Percutaneous endoscopic gastrostomy: results of 115 cases.Hepatogastroenterology. 2003 May-Jun; 50(51):886-8.H
Percutaneous endoscopic gastrostomy is one of the gastrostomy methods used for patients who are unable to take food orally. We aimed to present our results for percutaneous endoscopic gastrostomy.
One hundred and fifteen patients undergoing percutaneous endoscopic gastrostomy by pull technique were retrospectively evaluated in terms of indications, complications, durability of tube, and mortality.
Of the 115 cases, 60 were males and 55 females with the median age of 67 (2-93) years. Indications for percutaneous endoscopic gastrostomy placement were cerebrovascular accident in 39, brain tumors in 24, subarachnoidal hemorrhage in 21, several neurologic disorders in 17, miscellaneous extracerebral tumors in 6, head injury in 5, hypoxic encephalopathy in 2, and iatrogenic in 1. The durability of the tube was a median of 242 (9-1988) days. The tube was removed in 16 patients and was changed in 11 patients with a median interval of 142.5 (35-427) and 133 (24-1251) days, respectively. Four wound infections, two buried bumper syndromes, and two aspiration pneumonias developed. Total follow-up was 114.1 patient-years with procedure-related mortality, 30-day mortality, and overall mortality of 0%, 3.5% (4/115), and 17.4% (20/115), respectively. The mortality rate was 45% for patients who had brain tumor and 11.6% for the remainder.
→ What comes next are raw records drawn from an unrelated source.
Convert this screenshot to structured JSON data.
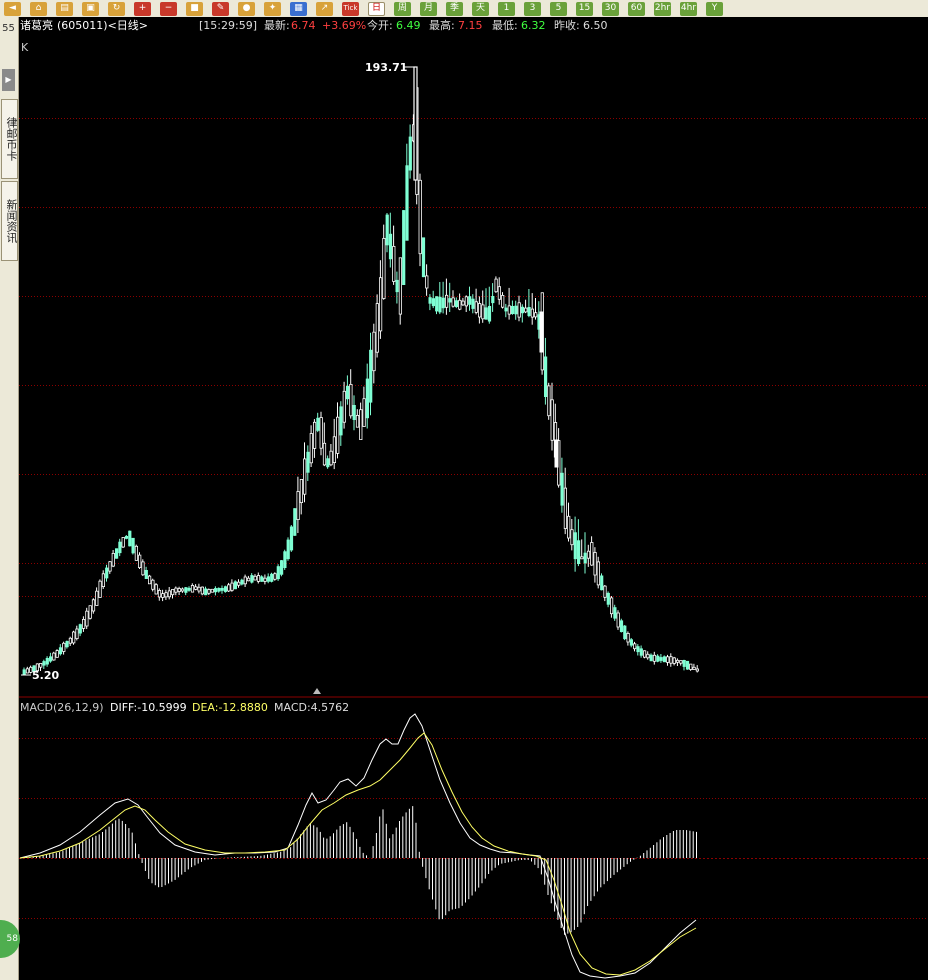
{
  "toolbar": {
    "buttons": [
      {
        "icon": "back-arrow-icon"
      },
      {
        "icon": "home-icon"
      },
      {
        "icon": "database-icon"
      },
      {
        "icon": "book-icon"
      },
      {
        "icon": "refresh-icon"
      },
      {
        "icon": "zoom-in-icon"
      },
      {
        "icon": "zoom-out-icon"
      },
      {
        "icon": "blocks-icon"
      },
      {
        "icon": "pencil-icon"
      },
      {
        "icon": "paint-icon"
      },
      {
        "icon": "pin-icon"
      },
      {
        "icon": "table-icon"
      },
      {
        "icon": "trend-chart-icon"
      }
    ],
    "tick_label": "Tick",
    "periods": [
      "日",
      "周",
      "月",
      "季",
      "天",
      "1",
      "3",
      "5",
      "15",
      "30",
      "60",
      "2hr",
      "4hr",
      "Y"
    ],
    "active_period": "日"
  },
  "sidebar": {
    "number": "55",
    "tabs": [
      "律邮币卡",
      "新闻资讯"
    ],
    "bottom_badge": "58"
  },
  "info_bar": {
    "stock_name": "诸葛亮",
    "code_period": "(605011)<日线>",
    "time": "[15:29:59]",
    "latest_label": "最新:",
    "latest_value": "6.74",
    "change_pct": "+3.69%",
    "open_label": "今开:",
    "open_value": "6.49",
    "high_label": "最高:",
    "high_value": "7.15",
    "low_label": "最低:",
    "low_value": "6.32",
    "prev_close_label": "昨收:",
    "prev_close_value": "6.50"
  },
  "kline": {
    "panel_label": "K",
    "max_label": "193.71",
    "min_label": "5.20"
  },
  "macd": {
    "params_label": "MACD(26,12,9)",
    "diff_label": "DIFF:-10.5999",
    "dea_label": "DEA:-12.8880",
    "macd_label": "MACD:4.5762"
  },
  "colors": {
    "background": "#000000",
    "grid": "#8b0000",
    "up_candle": "#ffffff",
    "down_candle": "#7fffd4",
    "diff_line": "#ffffff",
    "dea_line": "#ffff66",
    "price_up": "#ff4040",
    "price_down": "#40ff40"
  }
}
Percutaneous endoscopic gastrostomy is a minimally invasive gastrostomy method with low morbidity and mortality rates, easy to follow-up, and easy to replace when clogged.